'Twas the week before Christmas, when all through the state The people were stirring and filled up with hate; The rifles were hung by the chimney with care, And with so many handguns, no one would dare Go out but the children who sought to get stoned, Well past their curfew, they partied and roamed. Big Mama in Prada and I in my Kors Were about to step out to settle some scores; When out on the lawn there arose such a clatter, We sprang to the door to see what was the matter. On second thought, though, the window was better, One quick yell would express our displeasure. The moon shone bright on the outside crowd, As I calmly explained they were being too loud; When what to my wondrous eyes should appear, But a miniature tank and a police brigadier, His regalia was crimson and his beard so white, I knew right away it would be a long night. Taking aim at the revelers, he rolled by so fast, In just a few minutes they all would be smashed; "In here!" I cried and waved my arms, I offered them refuge to save them from harm.

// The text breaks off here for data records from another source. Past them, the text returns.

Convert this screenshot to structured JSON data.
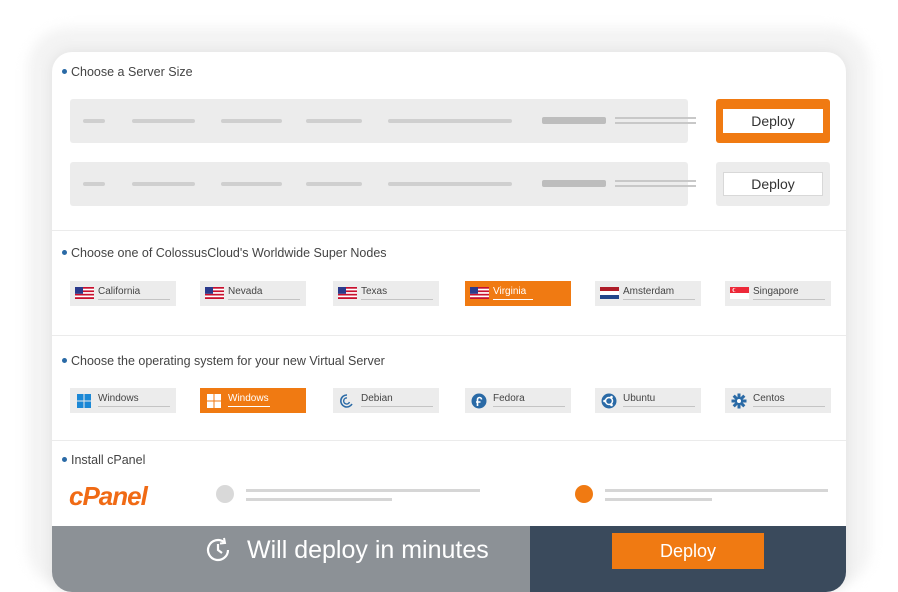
{
  "server_size": {
    "title": "Choose a Server Size",
    "rows": [
      {
        "deploy_label": "Deploy",
        "selected": true
      },
      {
        "deploy_label": "Deploy",
        "selected": false
      }
    ]
  },
  "nodes": {
    "title": "Choose one of ColossusCloud's Worldwide  Super Nodes",
    "items": [
      {
        "label": "California",
        "flag": "us-flag-icon"
      },
      {
        "label": "Nevada",
        "flag": "us-flag-icon"
      },
      {
        "label": "Texas",
        "flag": "us-flag-icon"
      },
      {
        "label": "Virginia",
        "flag": "us-flag-icon",
        "selected": true
      },
      {
        "label": "Amsterdam",
        "flag": "netherlands-flag-icon"
      },
      {
        "label": "Singapore",
        "flag": "singapore-flag-icon"
      }
    ]
  },
  "os": {
    "title": "Choose the operating system for your new Virtual Server",
    "items": [
      {
        "label": "Windows",
        "icon": "windows-icon"
      },
      {
        "label": "Windows",
        "icon": "windows-icon",
        "selected": true
      },
      {
        "label": "Debian",
        "icon": "debian-icon"
      },
      {
        "label": "Fedora",
        "icon": "fedora-icon"
      },
      {
        "label": "Ubuntu",
        "icon": "ubuntu-icon"
      },
      {
        "label": "Centos",
        "icon": "centos-icon"
      }
    ]
  },
  "cpanel": {
    "title": "Install cPanel",
    "logo_text": "cPanel",
    "selected_option": 2
  },
  "footer": {
    "message": "Will deploy in minutes",
    "deploy_label": "Deploy"
  },
  "colors": {
    "accent": "#f07a12",
    "footer_left": "#8c9196",
    "footer_right": "#3a4a5c"
  }
}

So from the back alley and over the wall, They ran to my house, the short and the tall! As I drew in my head and was turning around The old tank approached with hardly a sound. The general smiled with a joint in his teeth, And I saw on his tank he had placed a green wreath, "I'm just here to help, and I've brought you some beer!" At that point I saw we had nothing to fear. So make merry we did and drank all his booze, Most staying the night, some taking a snooze. When the daylight appeared and the sun lit the sky, The jovial copper at last said goodbye. He sprang to his tank and turned on the engine, "There's no need here for any detention!" I heard him exclaim as he rolled out of sight, Blessings to all, and to all a respite!
The poem first appeared on spillwords.